I was ready to bond with the pack. After a K or so alongside one runner, I took my earbuds out and teased him about the barely perceptible fist-pump he made for canning his paper cup for two points after one of the water stations. We had a bit of back and forth about races we've done. He liked the Calgary Marathon. I replied that I did not. (I did hold off on talking about the Bataan Death March down Memorial Drive, however.) I was prepared to keep up the banter for a while, but I slowly pulled away.

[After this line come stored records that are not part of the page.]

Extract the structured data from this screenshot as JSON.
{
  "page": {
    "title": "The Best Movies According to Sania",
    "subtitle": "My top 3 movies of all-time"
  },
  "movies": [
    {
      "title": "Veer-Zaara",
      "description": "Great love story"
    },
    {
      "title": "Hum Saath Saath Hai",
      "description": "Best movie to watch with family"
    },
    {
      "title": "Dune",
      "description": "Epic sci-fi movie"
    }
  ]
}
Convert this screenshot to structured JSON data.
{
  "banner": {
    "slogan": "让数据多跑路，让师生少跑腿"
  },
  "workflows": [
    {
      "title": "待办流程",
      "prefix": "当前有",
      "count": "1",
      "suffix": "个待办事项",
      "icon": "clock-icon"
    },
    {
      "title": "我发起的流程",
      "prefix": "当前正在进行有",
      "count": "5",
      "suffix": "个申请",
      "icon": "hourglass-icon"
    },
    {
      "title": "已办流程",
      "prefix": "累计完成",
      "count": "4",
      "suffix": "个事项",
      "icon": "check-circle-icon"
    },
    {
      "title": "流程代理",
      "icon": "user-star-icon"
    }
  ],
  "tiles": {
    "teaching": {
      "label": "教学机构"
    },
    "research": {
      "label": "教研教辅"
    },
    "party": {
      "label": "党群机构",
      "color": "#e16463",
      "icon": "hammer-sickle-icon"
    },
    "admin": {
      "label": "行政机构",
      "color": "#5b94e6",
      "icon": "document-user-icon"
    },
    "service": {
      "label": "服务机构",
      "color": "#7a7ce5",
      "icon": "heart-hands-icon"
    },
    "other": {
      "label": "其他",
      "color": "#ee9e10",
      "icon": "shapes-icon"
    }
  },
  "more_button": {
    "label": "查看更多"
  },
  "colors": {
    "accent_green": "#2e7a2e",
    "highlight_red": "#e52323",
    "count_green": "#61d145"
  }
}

I checked my watch to find I was going a little "hot," (as my brother would put it.) I decided not panic about it. Today was a day that it was okay to conk. All I wanted to do was extend my senses to the battlefronts of chest and limbs and get a full report on what my body was willing and able to do. The only adverse report was coming from my near-numb feet, which were a bit nerveless thanks to me tying my shoes too tight. I think I got sensation there about 18K into the race.
My head was clear and furthermore focused on one thing. I WANTED THE BQ TIME. I had given some consideration to the strategy I would adopt if I was going to go for it and each time I thought about it, I did not want to go out easy and leave myself scrambling to close it near the end. If the body was telling me no, then I'd take it easy and just take in the experience. The body - at least from ankles up - was all in, and - with a friend's prediction that I'd just blow the BQ out of the water since I wasn't expecting much - I dropped the hammer. Besides, I happened to be wearing a pair of shoes that I unintentionally wrote the area code for Boston on when I jotted the month of purchase on them. The talismans were with me.
Around this point, it was clear that I was having a good back and forth push with a younger Asian runner, that I may just have seen and run with around the halfway mark when I did Edmonton in 2016. We had probably started our back and forth around the 3K mark but as the pack spread, we were on our own each taking our turn to push the pace and keep us at the pace we set. By the halfway mark, I had 4 minutes to spare in pursuit of the BQ. Throughout though, I was connected to those around me. Whenever I saw the 79-year-old gent who was achieving his goal of 100 marathons before age 80 -- 9's not so paltry now, huh? -- I gave him a high-five to power us both along.
My Asian friend and I went back and forth, pushing each other and pulling each other along throughout the race probably. At the 28K mark I extended a fist bump to him and let me know that we just had to grind out the last bit. At this point I just wanted to get to the 30K mark and assure myself that I could manage to get the last 12K in an hour at a 5 minute/K pace and I'd be in the clear. Eventually, a young female runner from the 3:30 pack caught and passed me and the Asian runner fell into step with her and pulled away.
From there, it was a matter of holding it together with the pace I needed to the finish. I added another 30 seconds of cushion in the second half of the race and as I came to the finish, I actually raised my arms. Yes, me. Before the volunteer got my medal around my neck I gave her a huge hug and announced that I had qualified for Boston.
"It'll change your life!", she said with the authority of one who knows.
Today's did, too.
*BTW the unicorn reference is to the logo for the Boston Marathon. I see it constantly out on the trails and now I can have one of my own.